Akhilesh Chipli is a voice in the wilderness crying out for the forest dwellers, who for generations lived in harmony with nature and now have to contend with land mafias and ruthless middlemen trying to steal their land. Chipli explains the intentions of the Forest Rights Act (2006) and how it has gone wrong, giving forest land to people who would destroy it instead of protect it, with dire results.
This booklet on Global Warming in the Indian Context is based on conversations with many people from different states, chats with fellow-activists, public meetings and talks by others, activist reports and published books and scientific papers. It is mainly aimed at students, other young people in towns and cities, and activists.
Every day, another 2,000 people move to the Bangladeshi capital of Dhaka. It’s nothing new – for generations Dhaka has been a magnet for those escaping rural poverty – but now climate change is accelerating the race to the city. From the Guardian.
What and who gives humans the right to its ecosystem? Ancient and today’s tribal communities believe that their right to utilize resources in the ecosystem on which they depend is encompassed with a huge responsibility to protect and conserve it. In all situations right is a community (such as family, office, institution, association, organization, state or any other group), and therefore there is no such thing as private or individual right. This makes responsibility also beyond the self. The author Nirmal Selvamony provides interesting insights with examples, into rights and responsibilities towards our ecosystem.

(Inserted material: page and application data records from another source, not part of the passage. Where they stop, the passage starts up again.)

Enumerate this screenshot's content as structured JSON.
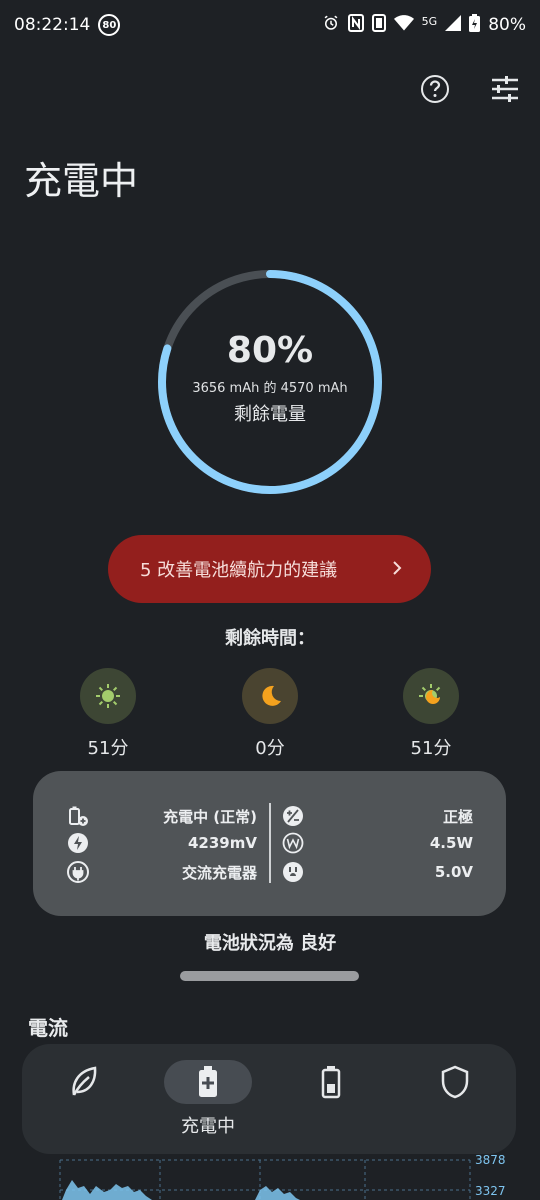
{
  "status_bar": {
    "time": "08:22:14",
    "badge": "80",
    "network": "5G",
    "battery": "80%"
  },
  "header": {
    "title": "充電中"
  },
  "battery": {
    "percent": "80%",
    "capacity_text": "3656 mAh 的 4570 mAh",
    "remaining_label": "剩餘電量",
    "level": 0.8,
    "ring_color": "#8dd0fb",
    "track_color": "#4a4f54"
  },
  "tips_button": {
    "label": "5 改善電池續航力的建議",
    "color": "#931f1d"
  },
  "remaining_time": {
    "label": "剩餘時間：",
    "modes": [
      {
        "icon": "sun-icon",
        "value": "51分"
      },
      {
        "icon": "moon-icon",
        "value": "0分"
      },
      {
        "icon": "sun-moon-icon",
        "value": "51分"
      }
    ]
  },
  "details": {
    "left": [
      {
        "icon": "battery-charging-icon",
        "text": "充電中 (正常)"
      },
      {
        "icon": "bolt-icon",
        "text": "4239mV"
      },
      {
        "icon": "plug-icon",
        "text": "交流充電器"
      }
    ],
    "right": [
      {
        "icon": "polarity-icon",
        "text": "正極"
      },
      {
        "icon": "watt-icon",
        "text": "4.5W"
      },
      {
        "icon": "outlet-icon",
        "text": "5.0V"
      }
    ]
  },
  "health": {
    "text": "電池狀況為 良好"
  },
  "section": {
    "title": "電流"
  },
  "chart_data": {
    "type": "area",
    "y_tick_labels": [
      "3878",
      "3327"
    ],
    "grid": true
  },
  "bottom_nav": {
    "items": [
      {
        "icon": "leaf-icon",
        "label": ""
      },
      {
        "icon": "battery-plus-icon",
        "label": "充電中",
        "active": true
      },
      {
        "icon": "battery-icon",
        "label": ""
      },
      {
        "icon": "shield-icon",
        "label": ""
      }
    ]
  }
}
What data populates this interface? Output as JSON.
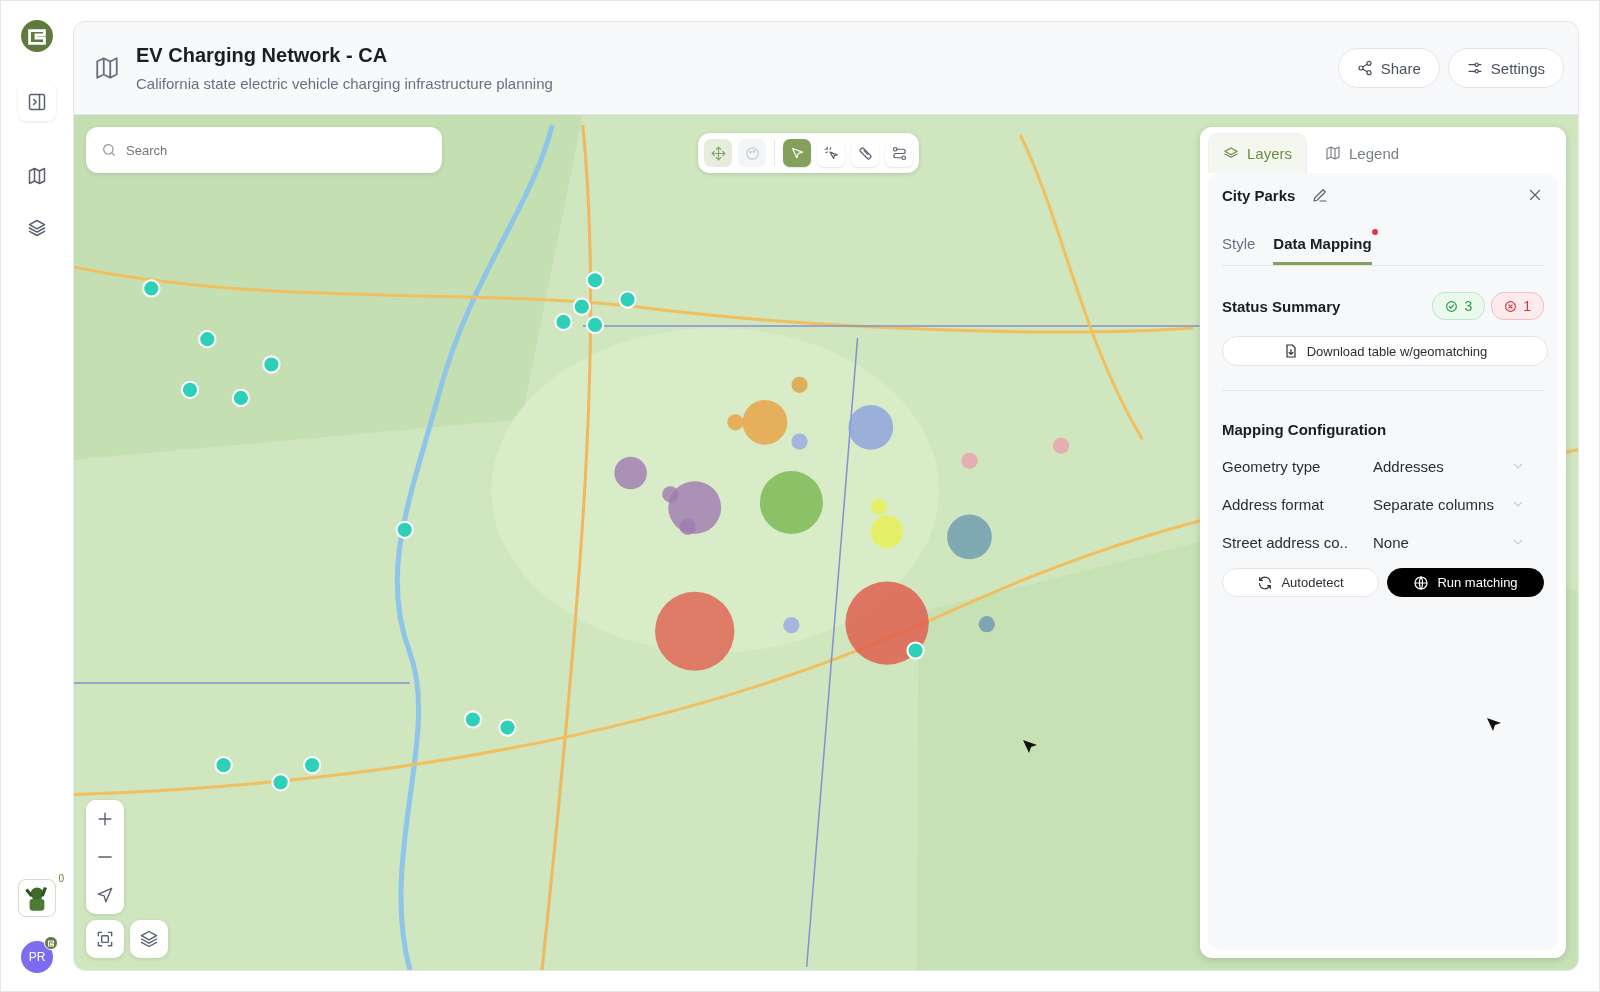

As climate change and world conflicts continue to worsen, more refugees are created every day. Abeer Seikaly designed a foldable tent that collects and heats rainwater, converts sunlight into electricity, and has a heating and cooling system for refugees to have a home wherever they are. From Green Building Elements.
Jyoti Sahi brings a different perspective to sustainability and the need for artists to express social and environmental aspects through their art. He talks about the ethical responsibility of artists and how they can use art to extend their sphere of influence.
This image shows worship of the Peepul Tree using garlands, thread that is tied round the tree, and snake stones at a wayside shrine. The image is meant to show the way in which a folk culture in India celebrates nature, showing how art as ritual sustains the sacred in the natural environment. This sketch by the author is based on the photograph that he took at the Nallur Amaroy Thopu (sacred grove) near Devanahalli in Karnataka.
A sustainable society does not fall from the sky nor does it just happen one fine morning. It has to be created through a long and arduous process. There are innumerable nuances and principles that are involved.
Where and how does one get these across to people? Where are the forums? I believe that the best place to begin this process of creation of such a society is in the classroom – with children. Here lies our future!
Many of us have struggled for and with the poor for over four decades now. We have fought human rights abuses, land alienation, untouchability, feudalism and violence against women.
We have mostly won major victories and changed the lives of the poor with whom we had worked. But forty years down the line, most of us are faced with the stark fact that fighting poverty and fighting for the economic rights of our people is now virtually impossible, and moved beyond our control.
From easily identified local exploitative individuals, the forces causing poverty have moved to new, distant, complex structures way beyond the reach of communities. The blame is now conveniently laid on catch phrases such as market forces, globalisation, liberalization. But the question still remains as to how one deals with these faceless forces? Writes Stan Thekaekara
In this article, Naveen Vasudevan emphasizes the importance of making environmentalism purposeful and not simply an exotic trend. He urges the reader to look within our being and our hearts to make meaningful choices and decisions towards the environment.
The developed nations of USA and Europe have discreetly offloaded their supply chain manufacturing processes to developing countries like India. The finished products include Textiles, Leather and consumables like Bread and Burgers. Nakeeran, in a forceful essay, documents the depletion of water resources that is driving the exporting countries to starvation and collapse. Surface river bodies are polluted and ground water reserves are fast diminishing to near famine conditions. He makes a plea to put an end to virtual water trade by steering to local economic activity, reducing time, distance and becoming self-sufficient within a Geographical zone.